"We continue to see a pervasive messaging campaign from Russia to try to weaken and divide the United States," said Dan Coats, the director of national intelligence.
A slew of top US officials including Coats, FBI Director Christopher Wray and Homeland Security chief Kirstjen Nielsen vowed to investigate and prosecute those who were trying to sway US opinion or carrying out what Wray described as "information warfare."
"Our democracy itself is in the crosshairs," Nielsen said in an unusually stark warning.
"This is not just an election cycle threat," Wray said. "Our adversaries are trying to undermine our country on a persistent and regular basis, whether it's election season or not."

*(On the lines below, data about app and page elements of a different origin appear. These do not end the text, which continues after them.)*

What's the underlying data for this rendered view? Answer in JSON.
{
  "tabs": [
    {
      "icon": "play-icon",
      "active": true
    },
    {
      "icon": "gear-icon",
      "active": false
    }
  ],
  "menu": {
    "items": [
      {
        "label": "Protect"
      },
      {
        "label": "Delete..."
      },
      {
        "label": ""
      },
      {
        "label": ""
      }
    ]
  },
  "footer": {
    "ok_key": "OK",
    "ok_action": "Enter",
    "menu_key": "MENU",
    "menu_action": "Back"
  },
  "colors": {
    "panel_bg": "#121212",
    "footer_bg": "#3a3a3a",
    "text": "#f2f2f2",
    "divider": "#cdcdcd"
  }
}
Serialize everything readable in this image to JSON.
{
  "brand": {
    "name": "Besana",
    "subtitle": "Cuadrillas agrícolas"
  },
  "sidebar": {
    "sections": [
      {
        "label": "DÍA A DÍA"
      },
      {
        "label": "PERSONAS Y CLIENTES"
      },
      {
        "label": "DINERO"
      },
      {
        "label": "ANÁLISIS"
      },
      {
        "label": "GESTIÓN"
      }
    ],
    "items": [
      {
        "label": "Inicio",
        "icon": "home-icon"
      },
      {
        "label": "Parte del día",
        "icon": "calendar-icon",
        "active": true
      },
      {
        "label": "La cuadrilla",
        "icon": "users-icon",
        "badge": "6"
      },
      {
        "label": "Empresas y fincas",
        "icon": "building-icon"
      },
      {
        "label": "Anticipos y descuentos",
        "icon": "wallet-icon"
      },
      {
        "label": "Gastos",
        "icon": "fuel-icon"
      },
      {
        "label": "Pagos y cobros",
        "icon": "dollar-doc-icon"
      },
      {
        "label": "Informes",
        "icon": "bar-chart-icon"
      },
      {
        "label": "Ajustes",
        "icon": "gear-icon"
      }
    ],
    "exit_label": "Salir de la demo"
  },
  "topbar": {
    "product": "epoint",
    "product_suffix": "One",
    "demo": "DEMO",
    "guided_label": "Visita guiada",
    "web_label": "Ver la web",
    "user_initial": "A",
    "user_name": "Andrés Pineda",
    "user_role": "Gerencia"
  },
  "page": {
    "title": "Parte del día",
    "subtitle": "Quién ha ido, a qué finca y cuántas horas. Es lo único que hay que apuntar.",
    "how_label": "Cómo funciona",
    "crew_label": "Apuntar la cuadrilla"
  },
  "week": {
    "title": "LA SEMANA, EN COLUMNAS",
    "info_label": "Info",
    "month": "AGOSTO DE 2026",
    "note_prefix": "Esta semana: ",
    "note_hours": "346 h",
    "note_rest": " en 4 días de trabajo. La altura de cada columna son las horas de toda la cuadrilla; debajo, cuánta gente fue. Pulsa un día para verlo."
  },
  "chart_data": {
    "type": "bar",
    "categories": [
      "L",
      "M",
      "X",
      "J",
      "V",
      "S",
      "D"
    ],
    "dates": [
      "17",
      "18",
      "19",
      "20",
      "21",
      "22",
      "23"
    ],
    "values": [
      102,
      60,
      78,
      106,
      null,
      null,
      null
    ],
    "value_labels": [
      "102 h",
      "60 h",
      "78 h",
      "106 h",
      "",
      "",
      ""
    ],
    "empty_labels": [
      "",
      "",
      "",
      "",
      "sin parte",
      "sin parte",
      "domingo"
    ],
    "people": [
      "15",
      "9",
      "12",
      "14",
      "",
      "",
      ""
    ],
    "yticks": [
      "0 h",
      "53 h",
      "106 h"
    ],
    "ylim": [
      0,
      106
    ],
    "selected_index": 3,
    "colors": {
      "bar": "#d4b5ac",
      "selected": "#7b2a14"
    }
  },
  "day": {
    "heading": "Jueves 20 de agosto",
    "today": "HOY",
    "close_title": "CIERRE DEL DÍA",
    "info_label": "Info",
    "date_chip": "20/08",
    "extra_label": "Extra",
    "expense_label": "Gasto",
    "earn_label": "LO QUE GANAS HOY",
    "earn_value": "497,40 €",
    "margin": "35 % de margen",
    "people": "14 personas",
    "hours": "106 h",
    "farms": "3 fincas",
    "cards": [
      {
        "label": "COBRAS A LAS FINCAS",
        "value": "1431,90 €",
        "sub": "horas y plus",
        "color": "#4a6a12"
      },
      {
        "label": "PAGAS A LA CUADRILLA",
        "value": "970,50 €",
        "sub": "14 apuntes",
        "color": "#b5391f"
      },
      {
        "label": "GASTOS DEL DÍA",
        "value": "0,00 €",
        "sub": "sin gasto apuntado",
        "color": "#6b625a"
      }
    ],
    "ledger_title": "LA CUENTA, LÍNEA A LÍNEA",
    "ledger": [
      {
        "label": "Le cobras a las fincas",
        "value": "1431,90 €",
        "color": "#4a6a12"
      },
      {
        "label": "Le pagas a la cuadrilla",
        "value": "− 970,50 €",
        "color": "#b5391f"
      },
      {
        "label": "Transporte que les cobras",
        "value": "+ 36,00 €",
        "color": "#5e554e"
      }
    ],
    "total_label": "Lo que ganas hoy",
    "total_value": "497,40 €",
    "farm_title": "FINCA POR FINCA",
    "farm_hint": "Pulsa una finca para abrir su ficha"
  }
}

The comments came in jarring contrast to the positions of President Donald Trump, but the two men dismissed suggestions the president -- who has repeatedly denied Russia moved to tilt the election in his favor -- is not taking the issue seriously.
In a letter to Congress, National Security Advisor John Bolton said the administration had taken "extensive, historic action" to stop the threat.
Trump has mulled easing sanctions against Moscow, held warm meetings with Russian President Vladimir Putin and refused to criticize him over the meddling in the 2016 election.
He has also repeatedly called for an end to the investigation into Moscow's meddling, which has seen more than 20 Russians indicted so far.
Asked whether the American people could trust the adminstration to do its job, Wray responded: "I can assure the American people that the men and the women of the FBI, from the director all the way on down, are going to follow our oaths and do our jobs."